Somebody set fire to this Chinese windmill palm (Trachycarpus fortunei) on 21st and Folsom streets in the Mission District. It used to have a full complement of green leaves and a thick skirt of straw-colored dead leaves. Now it’s almost schematic.
This species of palm is one of the most hardy of all. It tolerates temperatures as low as 10F, sometimes even lower, and sheds snow like an A-frame. Though it prefers even moisture, it will tolerate drought; though it looks prettier in some shade, it grows well in full sun, too; while it’s best in well-drained soil, it seems to tolerate growing at creeksides and in clay. It does not do well in extremely hot desert and tropical environments.
In the aftermath of its pyromaniacal abuse, it’s already showing signs of regrowth.
A special appeal of the Chinese windmill palm is its showy spring flowerstalks (“inflorescences”). What a delightful surprise to see that after having its leaves devoured by fire, the tree still has plenty of stored energy for flowers. Maybe it will even make fruits.
If you look carefully into the skeletal crown you’ll see the green of the newest emerging leaf. The solitary leaf bud of this tree, located deep in the heart of the trunk apex, has not suffered and will be able to produce an entirely new crown of leaves. It’s fascinating to see the structure of the leaf arrangement laid bare by the fire, with only the thick petioles (stalks that connect the fans to the trunk) remaining after the ablation of the thin blades. It will be interesting to watch the tree regrow over the next couple of years.
A smart way to use this species as a street tree is to plant two or three of different heights to a single tree well. The repetition and correspondences between these smallish trees is more pleasing than a solitary exclamation point on the sidewalk.

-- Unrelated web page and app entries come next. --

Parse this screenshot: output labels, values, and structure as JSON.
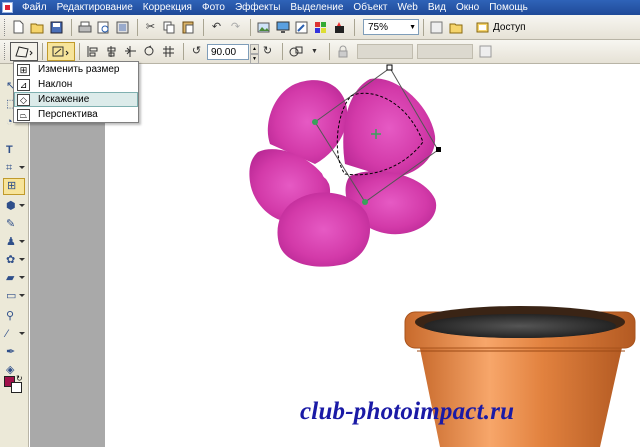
{
  "menubar": {
    "items": [
      "Файл",
      "Редактирование",
      "Коррекция",
      "Фото",
      "Эффекты",
      "Выделение",
      "Объект",
      "Web",
      "Вид",
      "Окно",
      "Помощь"
    ]
  },
  "toolbar1": {
    "zoom_value": "75%",
    "access_label": "Доступ"
  },
  "toolbar2": {
    "rotation_angle": "90.00"
  },
  "transform_menu": {
    "items": [
      "Изменить размер",
      "Наклон",
      "Искажение",
      "Перспектива"
    ],
    "highlighted_index": 2
  },
  "canvas": {
    "watermark": "club-photoimpact.ru"
  },
  "colors": {
    "foreground": "#a0104a",
    "background": "#ffffff",
    "flower": "#d33aa9",
    "pot": "#e0803a",
    "menubar": "#2454a8"
  },
  "icons": [
    "new-icon",
    "open-icon",
    "save-icon",
    "print-icon",
    "undo-icon",
    "redo-icon",
    "rotate-left-icon",
    "rotate-right-icon",
    "transform-icon",
    "crop-icon",
    "text-icon",
    "brush-icon",
    "eraser-icon",
    "zoom-icon",
    "eyedropper-icon",
    "color-swatch-icon"
  ]
}
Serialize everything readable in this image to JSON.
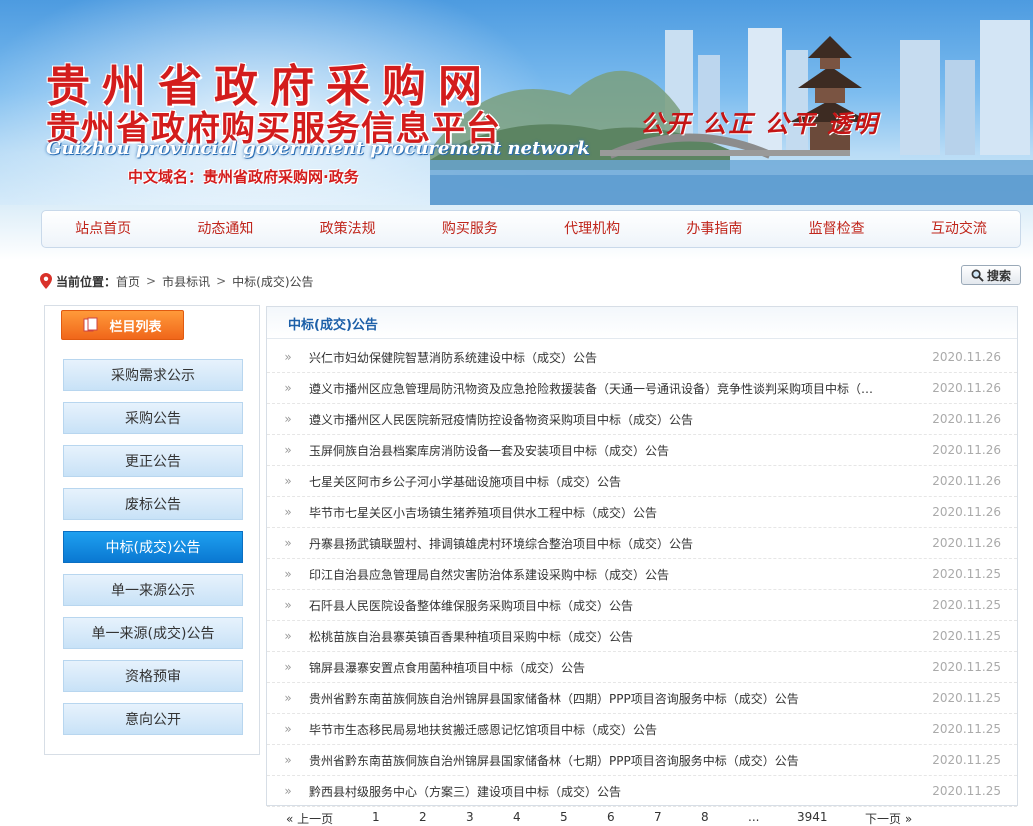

We sell the species in 15-gallon containers and as boxed specimens.
Thanks to James DeVinny of San Francisco’s Bureau of Urban Forestry for the photos.